Problem details: Please return the material exactly; leave no entry out.

Given records:
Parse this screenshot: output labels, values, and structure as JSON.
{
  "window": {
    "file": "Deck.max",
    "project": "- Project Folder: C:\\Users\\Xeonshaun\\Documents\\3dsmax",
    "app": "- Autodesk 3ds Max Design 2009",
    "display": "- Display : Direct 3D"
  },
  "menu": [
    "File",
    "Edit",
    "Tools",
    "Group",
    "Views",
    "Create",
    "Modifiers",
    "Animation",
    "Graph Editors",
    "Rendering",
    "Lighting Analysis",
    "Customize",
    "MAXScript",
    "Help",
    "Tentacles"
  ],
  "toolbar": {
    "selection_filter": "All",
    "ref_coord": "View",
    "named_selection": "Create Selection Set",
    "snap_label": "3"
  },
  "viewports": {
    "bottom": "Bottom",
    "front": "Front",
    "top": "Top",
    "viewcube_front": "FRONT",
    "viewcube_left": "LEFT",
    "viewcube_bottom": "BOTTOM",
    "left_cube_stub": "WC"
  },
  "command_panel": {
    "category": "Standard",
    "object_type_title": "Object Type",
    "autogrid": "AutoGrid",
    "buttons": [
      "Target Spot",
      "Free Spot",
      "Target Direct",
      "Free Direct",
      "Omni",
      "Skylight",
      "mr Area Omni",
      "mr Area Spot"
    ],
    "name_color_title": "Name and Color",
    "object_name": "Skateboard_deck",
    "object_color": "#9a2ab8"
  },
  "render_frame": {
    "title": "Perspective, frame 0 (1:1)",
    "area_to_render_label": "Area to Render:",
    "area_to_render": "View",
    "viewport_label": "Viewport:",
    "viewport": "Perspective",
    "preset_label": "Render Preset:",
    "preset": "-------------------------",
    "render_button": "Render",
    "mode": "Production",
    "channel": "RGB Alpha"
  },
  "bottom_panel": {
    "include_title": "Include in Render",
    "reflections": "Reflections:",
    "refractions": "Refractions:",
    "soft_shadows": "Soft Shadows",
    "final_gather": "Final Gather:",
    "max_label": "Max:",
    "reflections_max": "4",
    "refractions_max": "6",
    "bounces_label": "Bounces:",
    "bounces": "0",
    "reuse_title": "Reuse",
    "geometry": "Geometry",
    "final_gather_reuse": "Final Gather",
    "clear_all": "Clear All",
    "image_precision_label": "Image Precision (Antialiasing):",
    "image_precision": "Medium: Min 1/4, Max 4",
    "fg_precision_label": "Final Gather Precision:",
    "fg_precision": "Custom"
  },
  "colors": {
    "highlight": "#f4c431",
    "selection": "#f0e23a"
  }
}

Solution to this task:
Parse this screenshot: output labels, values, and structure as JSON.
{
  "window": {
    "file": "Deck.max",
    "project": "- Project Folder: C:\\Users\\Xeonshaun\\Documents\\3dsmax",
    "app": "- Autodesk 3ds Max Design 2009",
    "display": "- Display : Direct 3D"
  },
  "menu": [
    "File",
    "Edit",
    "Tools",
    "Group",
    "Views",
    "Create",
    "Modifiers",
    "Animation",
    "Graph Editors",
    "Rendering",
    "Lighting Analysis",
    "Customize",
    "MAXScript",
    "Help",
    "Tentacles"
  ],
  "toolbar": {
    "selection_filter": "All",
    "ref_coord": "View",
    "named_selection": "Create Selection Set",
    "snap_label": "3"
  },
  "viewports": {
    "bottom": "Bottom",
    "front": "Front",
    "top": "Top",
    "viewcube_front": "FRONT",
    "viewcube_left": "LEFT",
    "viewcube_bottom": "BOTTOM",
    "left_cube_stub": "WC"
  },
  "command_panel": {
    "category": "Standard",
    "object_type_title": "Object Type",
    "autogrid": "AutoGrid",
    "buttons": [
      "Target Spot",
      "Free Spot",
      "Target Direct",
      "Free Direct",
      "Omni",
      "Skylight",
      "mr Area Omni",
      "mr Area Spot"
    ],
    "name_color_title": "Name and Color",
    "object_name": "Skateboard_deck",
    "object_color": "#9a2ab8"
  },
  "render_frame": {
    "title": "Perspective, frame 0 (1:1)",
    "area_to_render_label": "Area to Render:",
    "area_to_render": "View",
    "viewport_label": "Viewport:",
    "viewport": "Perspective",
    "preset_label": "Render Preset:",
    "preset": "-------------------------",
    "render_button": "Render",
    "mode": "Production",
    "channel": "RGB Alpha"
  },
  "bottom_panel": {
    "include_title": "Include in Render",
    "reflections": "Reflections:",
    "refractions": "Refractions:",
    "soft_shadows": "Soft Shadows",
    "final_gather": "Final Gather:",
    "max_label": "Max:",
    "reflections_max": "4",
    "refractions_max": "6",
    "bounces_label": "Bounces:",
    "bounces": "0",
    "reuse_title": "Reuse",
    "geometry": "Geometry",
    "final_gather_reuse": "Final Gather",
    "clear_all": "Clear All",
    "image_precision_label": "Image Precision (Antialiasing):",
    "image_precision": "Medium: Min 1/4, Max 4",
    "fg_precision_label": "Final Gather Precision:",
    "fg_precision": "Custom"
  },
  "colors": {
    "highlight": "#f4c431",
    "selection": "#f0e23a"
  }
}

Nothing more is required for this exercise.